It would not be possible to provide information prior to 2007 without incurring a disproportionate cost.

Departmental Mobile Phones

To ask the Leader of the House (1) how much has been spent on (a) the purchase of and (b) bills for (i) Blackberrys and (ii) other mobile telephones for (A) Ministers, (B) special advisers and (C) civil servants in her Office in each year since 2005; (268244)

(2) how many (a) Blackberrys and (b) other mobile telephones have been provided to (i) Ministers, (ii) special advisers and (iii) civil servants in her Office in each year since 2005.

The Office of the Leader of the House of Commons joined the Cabinet Office in 2007. I refer the hon. Gentleman to the answer given by the Cabinet Office.

It would not be possible to provide information prior to 2007 without incurring a disproportionate cost.

Church Commissioners

Departmental Finance

To ask the hon. Member for Middlesbrough, representing the Church Commissioners what the Church Commissioners’ own administration costs were in (a) 2006 and (b) 2007. (268811)

Expenditure for the Commissioners’ administration of national Church functions, governance, restructuring and rent, refurbishment and repairs to Commissioners’ offices were £4.9 million in 2006 and £6.6 million in 2007.

Departmental Land

To ask the hon. Member for Middlesbrough, representing the Church Commissioners how many acres of agricultural land were sold by the Church Commissioners in each year from 2000 to 2008. (268749)

The Commissioners do not record this information and could not establish it retrospectively without incurring disproportionate cost.

To ask the hon. Member for Middlesbrough, representing the Church Commissioners how much the Church Commissioners received on average per acre of agricultural land they sold in each year since 2000. (268809)

The Commissioners do not record average proceeds per acre but I can tell the hon. Gentleman that total proceeds for agricultural land for each year between 2001 and 2007 were as follows:

£ million

2001

7

2002

5.9

2003

5.3

2004

15.6

2005

6.1

2006

36.2

2007

59.7

In 2000, agricultural sales were not recorded separately so the total proceeds for the year (£11.2 million) represents a mixture of agricultural and residential sales.

Figures for 2008 are not yet fully audited; they will be published in May.

Departmental Manpower

To ask the hon. Member for Middlesbrough, representing the Church Commissioners how many people the Church Commissioners employ directly; and at what annual salary cost. (268804)

The Church Commissioners are a joint employer of most staff of the National Church Institutions. They also employ staff engaged in local property management.

In 2007, the last year for which fully audited figures are available, the number of staff for which the Commissioners were the managing employer averaged 174, at a salary cost of £4 million (not including employer’s national insurance and pension contributions).

Property Development

To ask the hon.

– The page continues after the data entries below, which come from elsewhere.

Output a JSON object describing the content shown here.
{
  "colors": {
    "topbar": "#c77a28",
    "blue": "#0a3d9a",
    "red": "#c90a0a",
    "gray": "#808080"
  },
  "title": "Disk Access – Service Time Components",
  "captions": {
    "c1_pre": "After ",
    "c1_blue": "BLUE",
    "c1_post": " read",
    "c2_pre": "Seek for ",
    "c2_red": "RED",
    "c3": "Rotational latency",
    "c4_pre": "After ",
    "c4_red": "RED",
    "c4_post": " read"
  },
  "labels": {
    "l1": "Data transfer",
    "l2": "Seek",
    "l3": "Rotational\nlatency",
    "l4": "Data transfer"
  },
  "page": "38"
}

Member for Middlesbrough, representing the Church Commissioners what proposed property development schemes the Church Commissioners are participating in. (268810)

The Commissioners’ strategic land portfolio comprises about 40 property development schemes located throughout England. Of the few that are being developed, the Commissioners have agreements in place with developers for them to take forward the schemes at their risk. Most are pre-development, comprising sites which have yet to be allocated for development in a development plan, those allocated without planning permission, and those with planning permission but yet to be developed. In the hon. Gentleman’s constituency, the Commissioners are jointly promoting the Bognor Regis Eco Quarter proposal with other landowners. This is part of Option 1 in the Arun District Council’s current development options consultation exercise.

Defence

Afghanistan

To ask the Secretary of State for Defence how many (a) troops in contact incidents and (b) indirect fire events were recorded in (i) Afghanistan and (ii) Iraq in each month of the last three years. (243255)